No More Voter ID… for Now: A federal court in North Carolina foiled the GOP-majority legislature’s effort to require photo ID for voting last week. The decision comes as the state chapter of the NAACP awaits a trial regarding its December 2018 lawsuit against this law. If successful, the voter ID requirement could be struck down in its entirety before the 2020 primaries.
Critics of the 2018 law argued that it was not an effort to combat voter fraud but a blatant effort to suppress turnout for communities of color and college students, as a federal court previously struck down a similar law a few years ago. (read more)
Typically, states with voter ID requirements have allowed things like a utility bill — even student IDs in some cases — to proof a voter’s identity.

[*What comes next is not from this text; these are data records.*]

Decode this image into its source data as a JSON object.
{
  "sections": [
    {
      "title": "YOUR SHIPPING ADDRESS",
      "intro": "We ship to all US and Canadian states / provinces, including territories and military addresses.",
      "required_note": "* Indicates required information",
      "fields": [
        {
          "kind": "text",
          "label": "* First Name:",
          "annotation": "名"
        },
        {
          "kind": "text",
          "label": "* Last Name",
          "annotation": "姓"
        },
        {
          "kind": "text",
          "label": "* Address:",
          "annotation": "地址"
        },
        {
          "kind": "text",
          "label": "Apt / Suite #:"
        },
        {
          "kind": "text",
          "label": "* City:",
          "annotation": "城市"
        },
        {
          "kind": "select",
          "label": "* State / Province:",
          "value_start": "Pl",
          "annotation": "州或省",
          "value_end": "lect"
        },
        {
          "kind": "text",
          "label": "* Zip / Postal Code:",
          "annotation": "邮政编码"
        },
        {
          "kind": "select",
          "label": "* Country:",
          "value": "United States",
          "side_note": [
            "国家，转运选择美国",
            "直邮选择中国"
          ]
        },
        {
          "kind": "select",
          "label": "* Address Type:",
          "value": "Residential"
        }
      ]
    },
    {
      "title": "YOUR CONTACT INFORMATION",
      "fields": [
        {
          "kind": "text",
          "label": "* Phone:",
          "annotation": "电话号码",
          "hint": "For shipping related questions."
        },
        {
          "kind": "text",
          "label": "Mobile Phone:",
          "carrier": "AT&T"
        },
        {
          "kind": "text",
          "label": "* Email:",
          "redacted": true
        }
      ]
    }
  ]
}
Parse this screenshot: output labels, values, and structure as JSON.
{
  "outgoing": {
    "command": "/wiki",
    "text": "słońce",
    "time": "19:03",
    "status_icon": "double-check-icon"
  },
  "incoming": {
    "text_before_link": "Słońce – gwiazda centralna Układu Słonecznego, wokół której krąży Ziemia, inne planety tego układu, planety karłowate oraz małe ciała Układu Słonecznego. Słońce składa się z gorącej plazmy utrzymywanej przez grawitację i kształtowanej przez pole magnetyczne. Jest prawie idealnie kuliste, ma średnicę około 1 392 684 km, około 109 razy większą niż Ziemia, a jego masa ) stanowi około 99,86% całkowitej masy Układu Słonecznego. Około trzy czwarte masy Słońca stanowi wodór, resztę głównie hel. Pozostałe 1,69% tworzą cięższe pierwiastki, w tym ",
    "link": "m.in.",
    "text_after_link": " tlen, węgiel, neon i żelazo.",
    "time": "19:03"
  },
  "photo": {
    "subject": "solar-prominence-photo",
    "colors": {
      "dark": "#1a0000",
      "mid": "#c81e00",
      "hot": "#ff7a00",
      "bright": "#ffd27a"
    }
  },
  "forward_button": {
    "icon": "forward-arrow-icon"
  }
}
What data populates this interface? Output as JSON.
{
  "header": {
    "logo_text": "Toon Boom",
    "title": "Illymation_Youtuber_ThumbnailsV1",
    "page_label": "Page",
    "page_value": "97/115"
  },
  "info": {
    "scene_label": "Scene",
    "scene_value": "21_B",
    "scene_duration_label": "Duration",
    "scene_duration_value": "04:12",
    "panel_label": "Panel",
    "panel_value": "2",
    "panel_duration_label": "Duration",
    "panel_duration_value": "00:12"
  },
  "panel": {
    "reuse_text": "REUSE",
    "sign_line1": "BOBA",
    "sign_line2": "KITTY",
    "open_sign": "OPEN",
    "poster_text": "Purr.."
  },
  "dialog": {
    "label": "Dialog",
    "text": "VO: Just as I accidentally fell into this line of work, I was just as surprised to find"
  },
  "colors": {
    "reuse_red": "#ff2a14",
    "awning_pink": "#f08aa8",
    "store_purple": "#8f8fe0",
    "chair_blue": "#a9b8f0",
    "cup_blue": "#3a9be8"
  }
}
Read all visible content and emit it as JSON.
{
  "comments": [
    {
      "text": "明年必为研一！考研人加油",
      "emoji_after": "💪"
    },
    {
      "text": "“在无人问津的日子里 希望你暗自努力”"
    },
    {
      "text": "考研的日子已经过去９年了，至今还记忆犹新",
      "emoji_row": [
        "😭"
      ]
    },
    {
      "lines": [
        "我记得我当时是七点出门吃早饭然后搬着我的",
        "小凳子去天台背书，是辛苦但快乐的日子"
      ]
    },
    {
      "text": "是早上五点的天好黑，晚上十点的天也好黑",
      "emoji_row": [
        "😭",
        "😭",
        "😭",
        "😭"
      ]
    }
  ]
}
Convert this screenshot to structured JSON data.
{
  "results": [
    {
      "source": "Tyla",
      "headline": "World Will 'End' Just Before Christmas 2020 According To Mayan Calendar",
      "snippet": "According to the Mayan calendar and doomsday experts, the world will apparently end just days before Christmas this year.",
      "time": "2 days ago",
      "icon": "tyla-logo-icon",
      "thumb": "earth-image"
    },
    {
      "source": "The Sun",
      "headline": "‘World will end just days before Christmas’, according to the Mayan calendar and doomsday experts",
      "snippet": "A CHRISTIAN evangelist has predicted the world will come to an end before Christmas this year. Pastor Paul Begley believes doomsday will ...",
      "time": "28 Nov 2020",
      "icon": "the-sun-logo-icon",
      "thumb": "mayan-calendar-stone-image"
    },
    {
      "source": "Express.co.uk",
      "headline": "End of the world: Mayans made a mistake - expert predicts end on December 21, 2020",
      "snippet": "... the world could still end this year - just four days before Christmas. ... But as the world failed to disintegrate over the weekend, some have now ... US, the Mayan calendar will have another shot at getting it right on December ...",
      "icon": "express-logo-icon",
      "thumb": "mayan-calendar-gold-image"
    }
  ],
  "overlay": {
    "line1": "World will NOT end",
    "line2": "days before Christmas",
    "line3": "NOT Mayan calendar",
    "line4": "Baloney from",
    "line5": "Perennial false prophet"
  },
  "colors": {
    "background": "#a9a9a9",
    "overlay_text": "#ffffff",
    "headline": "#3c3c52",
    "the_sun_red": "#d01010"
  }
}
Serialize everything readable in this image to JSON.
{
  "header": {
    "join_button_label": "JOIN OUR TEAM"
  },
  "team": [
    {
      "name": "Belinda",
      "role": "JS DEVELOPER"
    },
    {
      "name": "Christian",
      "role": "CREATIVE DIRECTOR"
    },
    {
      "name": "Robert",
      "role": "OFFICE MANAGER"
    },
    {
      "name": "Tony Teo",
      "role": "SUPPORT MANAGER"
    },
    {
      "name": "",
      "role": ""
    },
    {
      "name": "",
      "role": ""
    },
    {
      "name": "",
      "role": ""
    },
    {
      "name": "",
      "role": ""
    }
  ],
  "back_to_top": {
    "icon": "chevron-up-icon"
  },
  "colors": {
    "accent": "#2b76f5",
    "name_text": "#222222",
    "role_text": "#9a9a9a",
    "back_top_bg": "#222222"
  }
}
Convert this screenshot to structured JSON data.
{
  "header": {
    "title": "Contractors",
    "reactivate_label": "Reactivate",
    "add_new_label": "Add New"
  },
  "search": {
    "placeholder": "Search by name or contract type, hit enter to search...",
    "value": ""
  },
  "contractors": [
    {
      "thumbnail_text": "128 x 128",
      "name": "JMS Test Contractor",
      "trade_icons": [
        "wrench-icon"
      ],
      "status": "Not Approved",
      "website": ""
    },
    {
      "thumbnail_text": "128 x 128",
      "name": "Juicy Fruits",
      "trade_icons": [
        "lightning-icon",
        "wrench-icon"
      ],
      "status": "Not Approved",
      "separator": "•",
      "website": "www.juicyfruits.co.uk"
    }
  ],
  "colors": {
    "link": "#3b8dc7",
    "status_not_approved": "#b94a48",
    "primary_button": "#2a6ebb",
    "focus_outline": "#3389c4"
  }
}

But Republican lawmakers in “purple” states want to put a stop to it.
Making It Harder to Prove Who You Are: Arizona’s Republican state Rep. Kelly Townsend is apparently preparing to introduce legislation that would ban the use of utility bills, vehicle registrations, and even bank statements as ways for voters to prove their identity before casting a ballot. Plus, it was mentioned not once, but twice that young voters, who overwhelmingly backed Democratic candidates in 2018, would not be allowed to use their student ID cards.
Although the bill would explicitly outlaw the use of student ID cards, they’re already not accepted by election officials because Arizona schools don’t include students’ addresses. Even if a university were to add students’ addresses to their ID cards, the bill is just one of the many tactics Republican state lawmakers are using to suppress turnout for college students during the 2020 election. (read more)
More From the GOP 2020 Playbook — Purge the Voter Rolls: It’s clear by now that part of the Republican strategy is to remove as many voters as they can off the rolls and implement strict requirements for already eligible voters to cast a ballot — leaving many voting-rights groups worried about whether the damage is already done.
After Georgia officials were given the OK to proceed with a massive voter roll purge, a federal judge ruled against a lawsuit seeking to restore at least 100,000 of those voters’ registrations by the voting-rights group founded by Democrat Stacey Abrams. (read more)
And, an appeals court last week not only upheld Wisconsin’s purge of more than 200,000 voters, but decided that it should happen sooner than previously planned. The Wisconsin Election Commission, having been sued by the conservative Wisconsin Institute for Law & Liberty, was ordered to speed up the process. (read more)
And Finally, a Walk Down Memory Lane: Mother Jones revisited their 2017 story on three DOJ officials from the Bush Jr. administration and their efforts to purge voter rolls in key swing states. What they’ve found since then hasn’t been pretty, either.
Some of the attorneys worked for the Trump administration’s bogus commission on election integrity, others previously headed up the DOJ’s voting and civil rights division. Now, they’re a self-proclaimed conservative version of the ACLU working to trim voter rolls and push the debunked myth of widespread voter fraud. (read more)
Get your read on with our picks of the week:
- How Close Did Russia Really Come to Hacking the 2016 Election? (Politico)
- Will Your 2020 Vote Actually Get Counted? (Seattle Times)
- As Georgia Rolls Out New Voting Machines For 2020, Worries About Election Security Persist (Washington Post)
- Michigan Must Tighten Access to Qualified Voter File and Address Lack of Training Among Local Election Staff, Audit Says (Michigan Live)
- Voting by App is a Thing, and it’s Spreading, Despite the Fears of Election Security Experts (Fast Company)
- States are on Front Lines of 2020 Election-Security Efforts (AP)